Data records
# # # # #
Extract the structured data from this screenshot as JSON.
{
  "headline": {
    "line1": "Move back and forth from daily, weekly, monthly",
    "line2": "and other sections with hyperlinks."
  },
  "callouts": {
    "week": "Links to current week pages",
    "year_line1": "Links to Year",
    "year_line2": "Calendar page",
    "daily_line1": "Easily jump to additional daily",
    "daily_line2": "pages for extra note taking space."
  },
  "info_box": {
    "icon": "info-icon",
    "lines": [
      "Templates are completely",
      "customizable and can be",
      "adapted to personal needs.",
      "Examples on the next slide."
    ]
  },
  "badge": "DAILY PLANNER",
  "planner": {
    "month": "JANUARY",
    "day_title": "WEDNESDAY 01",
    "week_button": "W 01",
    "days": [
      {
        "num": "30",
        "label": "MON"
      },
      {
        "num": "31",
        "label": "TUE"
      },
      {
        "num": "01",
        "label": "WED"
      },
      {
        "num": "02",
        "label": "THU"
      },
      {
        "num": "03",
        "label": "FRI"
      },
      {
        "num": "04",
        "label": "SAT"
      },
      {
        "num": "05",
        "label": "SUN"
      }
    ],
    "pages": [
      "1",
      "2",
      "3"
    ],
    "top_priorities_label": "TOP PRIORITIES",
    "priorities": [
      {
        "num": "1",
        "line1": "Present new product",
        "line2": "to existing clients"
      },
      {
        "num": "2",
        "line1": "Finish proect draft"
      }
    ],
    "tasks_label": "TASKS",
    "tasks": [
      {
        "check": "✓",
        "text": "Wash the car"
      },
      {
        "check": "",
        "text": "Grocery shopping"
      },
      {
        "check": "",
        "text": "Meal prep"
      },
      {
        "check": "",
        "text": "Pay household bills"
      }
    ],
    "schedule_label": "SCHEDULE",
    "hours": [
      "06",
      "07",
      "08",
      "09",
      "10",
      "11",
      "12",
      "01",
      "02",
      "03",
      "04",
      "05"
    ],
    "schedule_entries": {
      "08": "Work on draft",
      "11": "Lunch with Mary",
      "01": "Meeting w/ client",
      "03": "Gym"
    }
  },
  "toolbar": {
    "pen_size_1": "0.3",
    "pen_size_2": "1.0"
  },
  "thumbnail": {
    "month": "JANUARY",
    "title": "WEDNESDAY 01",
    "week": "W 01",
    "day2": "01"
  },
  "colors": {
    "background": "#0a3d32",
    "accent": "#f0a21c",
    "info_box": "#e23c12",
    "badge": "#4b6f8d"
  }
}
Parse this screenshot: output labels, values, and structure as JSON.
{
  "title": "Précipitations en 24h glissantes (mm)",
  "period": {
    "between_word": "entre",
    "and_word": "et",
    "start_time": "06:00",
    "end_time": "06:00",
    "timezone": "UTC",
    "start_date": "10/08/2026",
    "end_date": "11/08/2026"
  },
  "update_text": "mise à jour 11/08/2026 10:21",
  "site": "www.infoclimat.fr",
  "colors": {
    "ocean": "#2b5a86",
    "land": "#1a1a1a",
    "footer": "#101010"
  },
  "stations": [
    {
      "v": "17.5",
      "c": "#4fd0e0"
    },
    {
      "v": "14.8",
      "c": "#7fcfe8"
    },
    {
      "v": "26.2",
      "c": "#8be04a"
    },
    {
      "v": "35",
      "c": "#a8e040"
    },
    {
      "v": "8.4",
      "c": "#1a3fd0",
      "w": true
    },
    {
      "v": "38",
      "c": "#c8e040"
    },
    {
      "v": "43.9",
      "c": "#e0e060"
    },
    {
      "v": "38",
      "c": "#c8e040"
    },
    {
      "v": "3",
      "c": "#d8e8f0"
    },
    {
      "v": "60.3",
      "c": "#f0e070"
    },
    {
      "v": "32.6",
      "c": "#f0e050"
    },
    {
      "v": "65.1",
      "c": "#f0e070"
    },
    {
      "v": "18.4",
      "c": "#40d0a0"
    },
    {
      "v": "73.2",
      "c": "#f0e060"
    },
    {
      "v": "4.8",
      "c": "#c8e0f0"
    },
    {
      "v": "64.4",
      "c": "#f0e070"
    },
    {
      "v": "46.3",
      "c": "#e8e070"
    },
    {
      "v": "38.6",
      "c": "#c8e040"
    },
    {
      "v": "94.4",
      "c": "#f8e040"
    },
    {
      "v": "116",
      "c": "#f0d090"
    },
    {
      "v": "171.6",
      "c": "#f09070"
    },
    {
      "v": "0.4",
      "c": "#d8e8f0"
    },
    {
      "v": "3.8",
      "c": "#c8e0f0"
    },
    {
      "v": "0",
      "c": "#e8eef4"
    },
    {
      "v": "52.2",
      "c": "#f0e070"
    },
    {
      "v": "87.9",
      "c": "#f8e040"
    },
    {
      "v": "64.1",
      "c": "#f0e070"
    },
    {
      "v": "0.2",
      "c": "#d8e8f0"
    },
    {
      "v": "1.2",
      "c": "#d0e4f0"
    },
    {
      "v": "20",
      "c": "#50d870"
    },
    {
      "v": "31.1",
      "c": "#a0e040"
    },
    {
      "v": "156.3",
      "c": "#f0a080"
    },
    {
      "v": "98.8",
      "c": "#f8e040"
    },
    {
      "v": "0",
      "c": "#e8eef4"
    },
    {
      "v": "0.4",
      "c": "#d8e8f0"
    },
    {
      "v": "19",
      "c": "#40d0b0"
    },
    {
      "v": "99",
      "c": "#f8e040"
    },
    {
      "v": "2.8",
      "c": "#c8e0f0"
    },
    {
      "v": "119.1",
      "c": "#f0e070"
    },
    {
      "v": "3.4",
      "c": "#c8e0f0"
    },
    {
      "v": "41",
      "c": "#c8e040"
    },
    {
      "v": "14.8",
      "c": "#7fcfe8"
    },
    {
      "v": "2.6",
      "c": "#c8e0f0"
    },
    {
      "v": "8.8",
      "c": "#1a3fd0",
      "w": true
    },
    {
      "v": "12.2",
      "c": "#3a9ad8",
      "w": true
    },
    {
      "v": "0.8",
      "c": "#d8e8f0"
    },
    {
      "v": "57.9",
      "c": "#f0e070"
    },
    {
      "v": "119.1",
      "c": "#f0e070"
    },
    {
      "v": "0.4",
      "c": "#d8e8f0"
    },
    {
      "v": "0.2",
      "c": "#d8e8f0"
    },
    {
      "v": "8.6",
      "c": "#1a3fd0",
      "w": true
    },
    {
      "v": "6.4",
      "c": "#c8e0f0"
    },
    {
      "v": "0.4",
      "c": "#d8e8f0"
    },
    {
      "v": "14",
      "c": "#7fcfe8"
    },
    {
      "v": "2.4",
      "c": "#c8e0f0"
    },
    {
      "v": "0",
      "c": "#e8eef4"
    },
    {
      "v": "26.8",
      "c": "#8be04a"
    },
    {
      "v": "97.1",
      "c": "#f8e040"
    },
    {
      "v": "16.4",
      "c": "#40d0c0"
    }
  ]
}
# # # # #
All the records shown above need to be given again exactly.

# ANSWER SPACE
Extract the structured data from this screenshot as JSON.
{
  "headline": {
    "line1": "Move back and forth from daily, weekly, monthly",
    "line2": "and other sections with hyperlinks."
  },
  "callouts": {
    "week": "Links to current week pages",
    "year_line1": "Links to Year",
    "year_line2": "Calendar page",
    "daily_line1": "Easily jump to additional daily",
    "daily_line2": "pages for extra note taking space."
  },
  "info_box": {
    "icon": "info-icon",
    "lines": [
      "Templates are completely",
      "customizable and can be",
      "adapted to personal needs.",
      "Examples on the next slide."
    ]
  },
  "badge": "DAILY PLANNER",
  "planner": {
    "month": "JANUARY",
    "day_title": "WEDNESDAY 01",
    "week_button": "W 01",
    "days": [
      {
        "num": "30",
        "label": "MON"
      },
      {
        "num": "31",
        "label": "TUE"
      },
      {
        "num": "01",
        "label": "WED"
      },
      {
        "num": "02",
        "label": "THU"
      },
      {
        "num": "03",
        "label": "FRI"
      },
      {
        "num": "04",
        "label": "SAT"
      },
      {
        "num": "05",
        "label": "SUN"
      }
    ],
    "pages": [
      "1",
      "2",
      "3"
    ],
    "top_priorities_label": "TOP PRIORITIES",
    "priorities": [
      {
        "num": "1",
        "line1": "Present new product",
        "line2": "to existing clients"
      },
      {
        "num": "2",
        "line1": "Finish proect draft"
      }
    ],
    "tasks_label": "TASKS",
    "tasks": [
      {
        "check": "✓",
        "text": "Wash the car"
      },
      {
        "check": "",
        "text": "Grocery shopping"
      },
      {
        "check": "",
        "text": "Meal prep"
      },
      {
        "check": "",
        "text": "Pay household bills"
      }
    ],
    "schedule_label": "SCHEDULE",
    "hours": [
      "06",
      "07",
      "08",
      "09",
      "10",
      "11",
      "12",
      "01",
      "02",
      "03",
      "04",
      "05"
    ],
    "schedule_entries": {
      "08": "Work on draft",
      "11": "Lunch with Mary",
      "01": "Meeting w/ client",
      "03": "Gym"
    }
  },
  "toolbar": {
    "pen_size_1": "0.3",
    "pen_size_2": "1.0"
  },
  "thumbnail": {
    "month": "JANUARY",
    "title": "WEDNESDAY 01",
    "week": "W 01",
    "day2": "01"
  },
  "colors": {
    "background": "#0a3d32",
    "accent": "#f0a21c",
    "info_box": "#e23c12",
    "badge": "#4b6f8d"
  }
}
Parse this screenshot: output labels, values, and structure as JSON.
{
  "title": "Précipitations en 24h glissantes (mm)",
  "period": {
    "between_word": "entre",
    "and_word": "et",
    "start_time": "06:00",
    "end_time": "06:00",
    "timezone": "UTC",
    "start_date": "10/08/2026",
    "end_date": "11/08/2026"
  },
  "update_text": "mise à jour 11/08/2026 10:21",
  "site": "www.infoclimat.fr",
  "colors": {
    "ocean": "#2b5a86",
    "land": "#1a1a1a",
    "footer": "#101010"
  },
  "stations": [
    {
      "v": "17.5",
      "c": "#4fd0e0"
    },
    {
      "v": "14.8",
      "c": "#7fcfe8"
    },
    {
      "v": "26.2",
      "c": "#8be04a"
    },
    {
      "v": "35",
      "c": "#a8e040"
    },
    {
      "v": "8.4",
      "c": "#1a3fd0",
      "w": true
    },
    {
      "v": "38",
      "c": "#c8e040"
    },
    {
      "v": "43.9",
      "c": "#e0e060"
    },
    {
      "v": "38",
      "c": "#c8e040"
    },
    {
      "v": "3",
      "c": "#d8e8f0"
    },
    {
      "v": "60.3",
      "c": "#f0e070"
    },
    {
      "v": "32.6",
      "c": "#f0e050"
    },
    {
      "v": "65.1",
      "c": "#f0e070"
    },
    {
      "v": "18.4",
      "c": "#40d0a0"
    },
    {
      "v": "73.2",
      "c": "#f0e060"
    },
    {
      "v": "4.8",
      "c": "#c8e0f0"
    },
    {
      "v": "64.4",
      "c": "#f0e070"
    },
    {
      "v": "46.3",
      "c": "#e8e070"
    },
    {
      "v": "38.6",
      "c": "#c8e040"
    },
    {
      "v": "94.4",
      "c": "#f8e040"
    },
    {
      "v": "116",
      "c": "#f0d090"
    },
    {
      "v": "171.6",
      "c": "#f09070"
    },
    {
      "v": "0.4",
      "c": "#d8e8f0"
    },
    {
      "v": "3.8",
      "c": "#c8e0f0"
    },
    {
      "v": "0",
      "c": "#e8eef4"
    },
    {
      "v": "52.2",
      "c": "#f0e070"
    },
    {
      "v": "87.9",
      "c": "#f8e040"
    },
    {
      "v": "64.1",
      "c": "#f0e070"
    },
    {
      "v": "0.2",
      "c": "#d8e8f0"
    },
    {
      "v": "1.2",
      "c": "#d0e4f0"
    },
    {
      "v": "20",
      "c": "#50d870"
    },
    {
      "v": "31.1",
      "c": "#a0e040"
    },
    {
      "v": "156.3",
      "c": "#f0a080"
    },
    {
      "v": "98.8",
      "c": "#f8e040"
    },
    {
      "v": "0",
      "c": "#e8eef4"
    },
    {
      "v": "0.4",
      "c": "#d8e8f0"
    },
    {
      "v": "19",
      "c": "#40d0b0"
    },
    {
      "v": "99",
      "c": "#f8e040"
    },
    {
      "v": "2.8",
      "c": "#c8e0f0"
    },
    {
      "v": "119.1",
      "c": "#f0e070"
    },
    {
      "v": "3.4",
      "c": "#c8e0f0"
    },
    {
      "v": "41",
      "c": "#c8e040"
    },
    {
      "v": "14.8",
      "c": "#7fcfe8"
    },
    {
      "v": "2.6",
      "c": "#c8e0f0"
    },
    {
      "v": "8.8",
      "c": "#1a3fd0",
      "w": true
    },
    {
      "v": "12.2",
      "c": "#3a9ad8",
      "w": true
    },
    {
      "v": "0.8",
      "c": "#d8e8f0"
    },
    {
      "v": "57.9",
      "c": "#f0e070"
    },
    {
      "v": "119.1",
      "c": "#f0e070"
    },
    {
      "v": "0.4",
      "c": "#d8e8f0"
    },
    {
      "v": "0.2",
      "c": "#d8e8f0"
    },
    {
      "v": "8.6",
      "c": "#1a3fd0",
      "w": true
    },
    {
      "v": "6.4",
      "c": "#c8e0f0"
    },
    {
      "v": "0.4",
      "c": "#d8e8f0"
    },
    {
      "v": "14",
      "c": "#7fcfe8"
    },
    {
      "v": "2.4",
      "c": "#c8e0f0"
    },
    {
      "v": "0",
      "c": "#e8eef4"
    },
    {
      "v": "26.8",
      "c": "#8be04a"
    },
    {
      "v": "97.1",
      "c": "#f8e040"
    },
    {
      "v": "16.4",
      "c": "#40d0c0"
    }
  ]
}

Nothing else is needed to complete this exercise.